Yesterday, a sort of legend died: Jack Chick, wildly prolific maker of tiny, usually unintentionally hilarious evangelical comics, went to go meet his faceless god at the age of 92. Chick made comics warning about the spiritual and real-world dangers of Halloween, Rock and Roll, Catholics, Jews, gay people, pretty much any secular interest, and, yes, he even had at least one comic about cars.
I’m also pretty sure that if Chick were to look at the lives of any of us really interested in cars, he’d find a way to suggest we’d all burn in hell within just five or six pages.
If you’re somehow not familiar with Chick and his cruel, bonkers worldview that was presented with all the subtlety of a meth’d-up jaguar wearing a jacket made of fireworks and airhorns, here’s a good video explainer:
Chick was relevant to car-lovers and even just general drivers for two main reasons: first, in the dark, dank, pre-internet days, Chick Tracts that you’d find in remote, rural gas stations often provided the best laughs of a long road trip. Second, there’s one comic about racing, called The Wall.
The Wall is pretty standard for a Jack Chick story, which means it boils down to this: basically decent person lives life, talks to someone evangelizing for Jesus but doesn’t convert right that fucking second– maybe they intend to, but, like, tomorrow. Then, decent person dies in the crazy short time before accepting Christ, whereupon a faceless god-figure banishes them to hell for all eternity.
There’s some clumsily-drawn racing scenes in the comic, of various eras of NASCAR cars and some nice fiery wrecks. There’s also the realization that the reason one of the drivers is doomed to spend an eternity in the boiling excrement of hell is because that driver, basically, loved his wife more than the idea of Jesus that another driver told him about four days before.

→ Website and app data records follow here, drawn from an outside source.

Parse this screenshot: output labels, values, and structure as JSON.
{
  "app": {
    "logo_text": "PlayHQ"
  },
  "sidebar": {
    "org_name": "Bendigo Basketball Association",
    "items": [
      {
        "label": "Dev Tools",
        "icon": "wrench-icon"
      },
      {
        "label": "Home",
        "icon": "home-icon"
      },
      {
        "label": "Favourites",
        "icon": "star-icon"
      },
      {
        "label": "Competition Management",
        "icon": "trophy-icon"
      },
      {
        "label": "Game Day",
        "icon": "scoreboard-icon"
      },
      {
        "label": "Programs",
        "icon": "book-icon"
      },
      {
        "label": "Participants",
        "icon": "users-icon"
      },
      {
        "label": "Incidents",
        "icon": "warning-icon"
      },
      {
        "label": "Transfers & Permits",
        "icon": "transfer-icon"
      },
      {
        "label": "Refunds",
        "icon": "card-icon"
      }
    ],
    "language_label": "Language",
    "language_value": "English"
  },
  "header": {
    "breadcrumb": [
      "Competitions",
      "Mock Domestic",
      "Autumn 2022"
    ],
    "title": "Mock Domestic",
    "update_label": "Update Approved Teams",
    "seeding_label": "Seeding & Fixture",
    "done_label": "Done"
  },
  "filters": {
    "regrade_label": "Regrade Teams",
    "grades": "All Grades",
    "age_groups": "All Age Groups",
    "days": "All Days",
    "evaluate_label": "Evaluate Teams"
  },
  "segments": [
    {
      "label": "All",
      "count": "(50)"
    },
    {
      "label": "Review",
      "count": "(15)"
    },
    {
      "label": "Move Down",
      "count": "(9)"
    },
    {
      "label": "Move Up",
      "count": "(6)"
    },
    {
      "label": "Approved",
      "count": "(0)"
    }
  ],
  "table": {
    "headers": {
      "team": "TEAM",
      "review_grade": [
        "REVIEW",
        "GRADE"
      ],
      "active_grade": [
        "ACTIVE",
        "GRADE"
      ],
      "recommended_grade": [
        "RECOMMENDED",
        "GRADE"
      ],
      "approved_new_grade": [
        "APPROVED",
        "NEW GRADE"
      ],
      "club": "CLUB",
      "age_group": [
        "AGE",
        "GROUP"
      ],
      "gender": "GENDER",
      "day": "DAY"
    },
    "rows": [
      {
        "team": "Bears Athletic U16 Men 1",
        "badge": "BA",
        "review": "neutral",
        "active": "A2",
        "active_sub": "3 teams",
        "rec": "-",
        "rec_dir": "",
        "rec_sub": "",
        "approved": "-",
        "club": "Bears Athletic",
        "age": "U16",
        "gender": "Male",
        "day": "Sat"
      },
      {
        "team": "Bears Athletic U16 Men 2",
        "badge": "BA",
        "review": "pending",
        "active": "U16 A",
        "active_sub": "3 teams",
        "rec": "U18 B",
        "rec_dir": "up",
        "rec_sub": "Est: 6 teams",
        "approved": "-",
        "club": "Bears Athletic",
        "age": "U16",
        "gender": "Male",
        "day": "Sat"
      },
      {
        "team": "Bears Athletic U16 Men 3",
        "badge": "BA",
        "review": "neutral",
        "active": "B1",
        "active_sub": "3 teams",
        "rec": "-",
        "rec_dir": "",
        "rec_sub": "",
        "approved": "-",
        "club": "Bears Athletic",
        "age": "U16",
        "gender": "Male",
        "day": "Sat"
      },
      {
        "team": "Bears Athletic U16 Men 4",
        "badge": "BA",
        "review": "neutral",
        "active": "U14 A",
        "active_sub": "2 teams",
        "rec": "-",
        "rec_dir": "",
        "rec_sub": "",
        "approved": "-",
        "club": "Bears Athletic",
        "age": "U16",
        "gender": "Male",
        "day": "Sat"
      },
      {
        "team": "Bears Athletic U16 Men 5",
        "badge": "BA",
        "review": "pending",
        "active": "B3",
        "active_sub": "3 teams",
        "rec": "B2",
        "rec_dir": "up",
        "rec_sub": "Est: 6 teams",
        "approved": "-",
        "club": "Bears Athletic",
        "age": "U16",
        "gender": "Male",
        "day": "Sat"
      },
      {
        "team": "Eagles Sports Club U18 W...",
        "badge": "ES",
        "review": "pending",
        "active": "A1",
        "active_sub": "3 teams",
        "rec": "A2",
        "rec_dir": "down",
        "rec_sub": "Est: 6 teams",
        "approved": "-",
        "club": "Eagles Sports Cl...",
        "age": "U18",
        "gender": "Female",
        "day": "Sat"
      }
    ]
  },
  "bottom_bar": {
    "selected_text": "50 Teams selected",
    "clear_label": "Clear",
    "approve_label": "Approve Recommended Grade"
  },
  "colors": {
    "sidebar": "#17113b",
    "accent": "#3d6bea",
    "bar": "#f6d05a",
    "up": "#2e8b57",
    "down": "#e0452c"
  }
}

While I don’t agree with pretty much anything Jack Chick ever wrote, and I’m pretty sure that Roman Catholics didn’t engineer the Holocaust or that Harry Potter books won’t cause the wholesale destruction of humankind, I had a grudging respect for the guy. He was tenacious and prolific, and I’m pretty sure he coined the trademark Haw-haw! laugh later popularized by Nelson from the Simpsons.